### Activity
Records follow. Pull out every line that contains "Modification".

### Input records
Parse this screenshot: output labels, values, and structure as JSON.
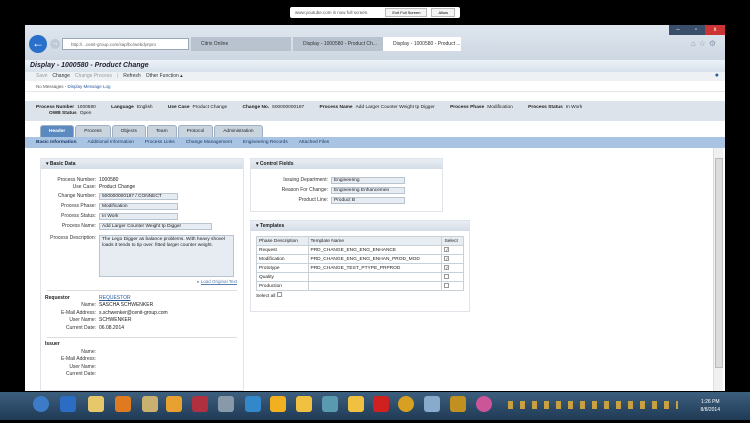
{
  "fullscreen_notice": {
    "text": "www.youtube.com is now full screen.",
    "exit": "Exit Full Screen",
    "allow": "Allow"
  },
  "browser": {
    "address": "http://...cenit-group.com/sap/bc/webdynpro",
    "tabs": [
      "Citrix Online",
      "Display - 1000580 - Product Ch...",
      "Display - 1000580 - Product ..."
    ]
  },
  "page_title": "Display - 1000580 - Product Change",
  "toolbar": {
    "save": "Save",
    "change": "Change",
    "change_process": "Change Process",
    "refresh": "Refresh",
    "other": "Other Function"
  },
  "messages": {
    "none": "No Messages",
    "log": "Display Message Log"
  },
  "header": [
    {
      "k": "Process Number",
      "v": "1000580"
    },
    {
      "k": "Language",
      "v": "English"
    },
    {
      "k": "Use Case",
      "v": "Product Change"
    },
    {
      "k": "Change No.",
      "v": "500000000187"
    },
    {
      "k": "Process Name",
      "v": "Add Larger Counter Weight tp Digger"
    },
    {
      "k": "Process Phase",
      "v": "Modification"
    },
    {
      "k": "Process Status",
      "v": "In Work"
    },
    {
      "k": "OWB Status",
      "v": "Open"
    }
  ],
  "tabs": [
    "Header",
    "Process",
    "Objects",
    "Team",
    "Protocol",
    "Administration"
  ],
  "subtabs": [
    "Basic Information",
    "Additional Information",
    "Process Links",
    "Change Management",
    "Engineering Records",
    "Attached Files"
  ],
  "basic": {
    "title": "Basic Data",
    "process_number_l": "Process Number:",
    "process_number": "1000580",
    "use_case_l": "Use Case:",
    "use_case": "Product Change",
    "change_number_l": "Change Number:",
    "change_number": "500000000187 / CONNECT",
    "phase_l": "Process Phase:",
    "phase": "Modification",
    "status_l": "Process Status:",
    "status": "In Work",
    "name_l": "Process Name:",
    "name": "Add Larger Counter Weight tp Digger",
    "desc_l": "Process Description:",
    "desc": "The Lego Digger as balance problems. With heavy shovel loads it tends to tip over. fitted larger counter weight.",
    "load": "Load Original Text"
  },
  "requestor": {
    "title": "Requestor",
    "link": "REQUESTOR",
    "name_l": "Name:",
    "name": "SASCHA SCHWENKER",
    "email_l": "E-Mail Address:",
    "email": "s.schwenker@cenit-group.com",
    "user_l": "User Name:",
    "user": "SCHWENKER",
    "date_l": "Current Date:",
    "date": "06.08.2014"
  },
  "issuer": {
    "title": "Issuer",
    "name_l": "Name:",
    "email_l": "E-Mail Address:",
    "user_l": "User Name:",
    "date_l": "Current Date:"
  },
  "control": {
    "title": "Control Fields",
    "dept_l": "Issuing Department:",
    "dept": "Engineering",
    "reason_l": "Reason For Change:",
    "reason": "Engineering Enhancemen",
    "line_l": "Product Line:",
    "line": "Product B"
  },
  "templates": {
    "title": "Templates",
    "cols": [
      "Phase Description",
      "Template Name",
      "Select"
    ],
    "rows": [
      {
        "phase": "Request",
        "name": "PRD_CHANGE_ENG_ENG_ENHANCE",
        "checked": true
      },
      {
        "phase": "Modification",
        "name": "PRD_CHANGE_ENG_ENG_ENHAN_PROD_MOD",
        "checked": true
      },
      {
        "phase": "Prototype",
        "name": "PRD_CHANGE_TEST_PTYPE_PRPROD",
        "checked": true
      },
      {
        "phase": "Quality",
        "name": "",
        "checked": false
      },
      {
        "phase": "Production",
        "name": "",
        "checked": false
      }
    ],
    "select_all": "Select all"
  },
  "taskbar": {
    "time": "1:26 PM",
    "date": "8/8/2014"
  }
}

### Exercise output
      "v": "Modification"
    "phase": "Modification",
        "phase": "Modification",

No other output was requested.